Treatment and Enhancement Guide
Treatment and Enhancement Guide:
Most items that we come into contact with every day have been treated in some way; clothes have been dyed, houses have been painted, and most wood has been pressure treated. Gemstones are not any different. When a gemstone is forming deep within the earth, natural heating and pressure occur. In order to bring more gemstones to the public, many companies continue that process with additional heating, pressure, or other treatment techniques. without treatment techniques, only the very, very wealthy would be able to afford the wide range of colored gemstones created by nature. it is estimated that up to 80% of all gemstones have been treated in some way. The following guide will provide additional information as to what possible treatments stones have experienced.
the following codes and definitions are adapted from the american gem trade association's gemstone enhancement manual, edition 6.1 june, 1997, which is the industry standard for disclosure to consumers.
1) N: those natural stones which are not currently known to be enhanced by any methods, such as spinel, and therefore can safely be presumed untreated. The symbol "n" is used for these and may also be used in the case of other stones which are sometimes or often treated, which in the particular case are un-enhanced. to use this symbol on sapphire, for example, which is generally heated means that the seller certifies that the particular stone was not heated and can supply a document such as an invoice or lab report so stating.
2) E: Those natural stones which are routinely enhanced by traditional methods, the particular stone given this designation, may or may not be enhanced. For example, since most emeralds are oiled an e would indicate such treatment, but would not cover non-traditional methods such as hardened plastic resins (like opticon) which would require specific enhancement codes such as those listed below. Another example would be the use of e for aquamarine, which in most cases is heated prior to the sale of the rough to remove greenish tints. If the seller knows what specific treatment has been used, then a more specific code should be used.

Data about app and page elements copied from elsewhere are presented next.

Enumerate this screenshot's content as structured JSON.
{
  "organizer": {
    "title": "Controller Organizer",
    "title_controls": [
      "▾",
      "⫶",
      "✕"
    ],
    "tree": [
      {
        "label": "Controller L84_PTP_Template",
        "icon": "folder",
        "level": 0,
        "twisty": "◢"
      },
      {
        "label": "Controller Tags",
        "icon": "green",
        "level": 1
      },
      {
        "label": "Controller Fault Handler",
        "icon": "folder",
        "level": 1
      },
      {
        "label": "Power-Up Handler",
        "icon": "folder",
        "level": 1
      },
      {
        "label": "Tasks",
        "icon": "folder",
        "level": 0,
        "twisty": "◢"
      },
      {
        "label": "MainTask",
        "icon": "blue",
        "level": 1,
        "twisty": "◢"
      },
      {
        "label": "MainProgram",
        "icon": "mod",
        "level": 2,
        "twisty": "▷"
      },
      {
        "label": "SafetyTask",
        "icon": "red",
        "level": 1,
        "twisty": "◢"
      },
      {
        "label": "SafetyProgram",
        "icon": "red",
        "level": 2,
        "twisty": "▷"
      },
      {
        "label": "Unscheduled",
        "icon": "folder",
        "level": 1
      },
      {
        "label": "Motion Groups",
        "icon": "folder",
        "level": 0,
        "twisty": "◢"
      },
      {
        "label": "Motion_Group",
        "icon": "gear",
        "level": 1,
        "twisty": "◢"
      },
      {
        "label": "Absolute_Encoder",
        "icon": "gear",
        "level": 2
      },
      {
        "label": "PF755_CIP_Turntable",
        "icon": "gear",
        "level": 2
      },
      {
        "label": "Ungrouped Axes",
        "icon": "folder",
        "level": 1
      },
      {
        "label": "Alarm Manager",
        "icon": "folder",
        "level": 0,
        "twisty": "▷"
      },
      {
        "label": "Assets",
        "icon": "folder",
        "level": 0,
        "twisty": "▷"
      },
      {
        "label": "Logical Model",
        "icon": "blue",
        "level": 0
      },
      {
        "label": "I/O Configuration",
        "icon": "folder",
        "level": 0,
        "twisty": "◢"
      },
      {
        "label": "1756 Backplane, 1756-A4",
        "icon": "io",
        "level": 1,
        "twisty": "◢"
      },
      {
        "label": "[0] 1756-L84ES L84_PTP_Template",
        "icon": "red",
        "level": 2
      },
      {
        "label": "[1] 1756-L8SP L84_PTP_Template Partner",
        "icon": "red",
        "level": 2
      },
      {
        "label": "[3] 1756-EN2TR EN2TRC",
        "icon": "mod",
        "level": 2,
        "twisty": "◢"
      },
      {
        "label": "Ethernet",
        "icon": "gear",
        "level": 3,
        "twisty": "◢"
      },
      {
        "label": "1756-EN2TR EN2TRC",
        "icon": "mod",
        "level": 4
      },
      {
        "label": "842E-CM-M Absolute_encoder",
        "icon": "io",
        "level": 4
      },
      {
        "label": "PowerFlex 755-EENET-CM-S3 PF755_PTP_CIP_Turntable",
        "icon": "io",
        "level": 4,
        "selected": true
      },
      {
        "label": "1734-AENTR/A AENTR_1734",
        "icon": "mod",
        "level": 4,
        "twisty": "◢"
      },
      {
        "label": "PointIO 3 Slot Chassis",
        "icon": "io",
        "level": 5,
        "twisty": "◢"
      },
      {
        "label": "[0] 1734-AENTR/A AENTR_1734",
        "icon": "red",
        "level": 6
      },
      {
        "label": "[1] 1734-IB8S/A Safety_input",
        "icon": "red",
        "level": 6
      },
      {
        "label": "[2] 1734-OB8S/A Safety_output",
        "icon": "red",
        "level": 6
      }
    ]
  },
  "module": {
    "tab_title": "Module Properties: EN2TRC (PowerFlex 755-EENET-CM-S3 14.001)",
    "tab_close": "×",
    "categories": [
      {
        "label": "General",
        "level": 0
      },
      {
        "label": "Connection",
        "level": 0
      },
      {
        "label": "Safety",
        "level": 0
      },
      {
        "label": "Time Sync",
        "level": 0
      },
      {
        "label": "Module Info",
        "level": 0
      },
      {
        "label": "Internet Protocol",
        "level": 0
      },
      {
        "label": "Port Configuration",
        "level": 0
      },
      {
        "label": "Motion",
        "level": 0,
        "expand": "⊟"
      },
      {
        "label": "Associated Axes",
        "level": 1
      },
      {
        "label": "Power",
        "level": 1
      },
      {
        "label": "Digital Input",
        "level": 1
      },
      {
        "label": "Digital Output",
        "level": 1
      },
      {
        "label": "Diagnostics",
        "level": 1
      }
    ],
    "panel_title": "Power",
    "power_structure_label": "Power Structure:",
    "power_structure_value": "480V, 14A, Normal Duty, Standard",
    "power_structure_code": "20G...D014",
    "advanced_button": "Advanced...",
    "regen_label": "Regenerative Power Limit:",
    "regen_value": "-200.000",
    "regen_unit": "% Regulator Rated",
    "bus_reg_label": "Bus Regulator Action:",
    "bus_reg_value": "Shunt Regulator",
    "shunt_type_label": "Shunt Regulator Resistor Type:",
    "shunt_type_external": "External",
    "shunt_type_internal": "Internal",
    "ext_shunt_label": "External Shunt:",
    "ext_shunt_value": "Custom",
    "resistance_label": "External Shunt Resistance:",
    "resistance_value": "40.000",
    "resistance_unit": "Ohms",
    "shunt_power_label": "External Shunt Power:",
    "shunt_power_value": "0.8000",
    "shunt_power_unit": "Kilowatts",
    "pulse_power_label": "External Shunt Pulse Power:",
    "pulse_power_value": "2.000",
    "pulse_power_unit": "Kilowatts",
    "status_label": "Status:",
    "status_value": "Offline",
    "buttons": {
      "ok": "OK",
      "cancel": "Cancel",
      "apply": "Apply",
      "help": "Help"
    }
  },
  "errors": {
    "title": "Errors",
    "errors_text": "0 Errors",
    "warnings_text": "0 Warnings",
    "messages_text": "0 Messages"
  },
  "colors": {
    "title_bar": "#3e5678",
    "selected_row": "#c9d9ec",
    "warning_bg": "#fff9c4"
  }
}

3) Those gemstones for which definite information on standard treatments is known, or to which n and e codes do not apply, due to non-traditional treatments must disclose the specific treatment with the appropriate code. For example, a ruby which has had fractures or cavities filled with glass would receive an i (infilling) code as described below. A morganite, which is known to have been heated, would receive an rather than the less specific, e.
b: Bleaching - use of chemicals to lighten or remove a gem's color
c: Coating - use of surface treatments such as films, lacquers, etc. To provide color or other special effects. note: this type of treatment is not permanent and can chip or wear off. do not use harsh solvents or chemicals on jewelry with this type of treatment.
cr: Created/synthetic stone ? This designation is used for any stone that is synthetic or laboratory created.
d: Dyeing - the introduction of coloring matter into a gem to give it a new color or greater intensity
f: Filling - incorporation of colorless borax or other substances into cracks as a by-product of heating the stone, used only if such material is visible at 10x.
g: Gamma/electron radiation - the use of gamma or electron irradiation for the purpose of changing a gem's color, may be followed by a heating process to stabilize the color. such stones do not exhibit residual radioactivity.
h: Heating - the use of heat to clarify, change color or create phenomena in gems. any filler materials, which enter the gem, as a result must not be visible in fractures at 10x magnification.
i: Infilling - the intentional filling of surface breaking cracks and cavities with a foreign material such as synthetic resins with hardeners (opticon), glass or plastic.
l: Lasering - the use of a laser to drill into a stone and remove or alter an inclusion, refers specifically to diamonds
o: Oiling or resin infusion - the intentional filling of surface breaking cavities and cracks in transparent or translucent gems with a colorless oil, wax, resin or man-made unhardened resin.
r: Irradiation - the use of neutron bombardment to alter color. This process creates residual radioactivity and such stones must receive a nuclear regulatory commission safety release prior to sale. this usually used in combination with other radiation and or heating treatments.
s: Bonding - the intentional use of a colorless bonding agent (usually plastic) within a porous gemstone.
ta: type a jade - natural jade enhanced only with wax.
tb: type b jade - natural jade that is bleached in acid to remove undesirable staining, then impregnated with wax or polymers.
tc: type c jade - natural jade that is dyed and sometimes bleached and impregnated with wax or polymers.
ds: diffusion - the use of specific chemicals during a high temperature heating process for the purpose of penetrating the surface layer (usually to a slight depth only) with coloring or star-making chemicals. such treatment is not generally accepted and stones sold with this enhancement must be specifically labeled as diffused.
w: Waxing/oiling - the impregnation of colorless wax, oil or paraffin into porous opaque gems to improve appearance.
dbl - doublet- the use of a thin layer of natural stone adhered to a backing material. The doublet backing material is used to thicken and give strength to the item.
tpl - triplet- the addition of a clear protective layer on top of a doublet. Top layer may consist of clear quartz, glass or hard plastic material. This is used to thicken and give additional strength to the item.
Updated on 10/26/17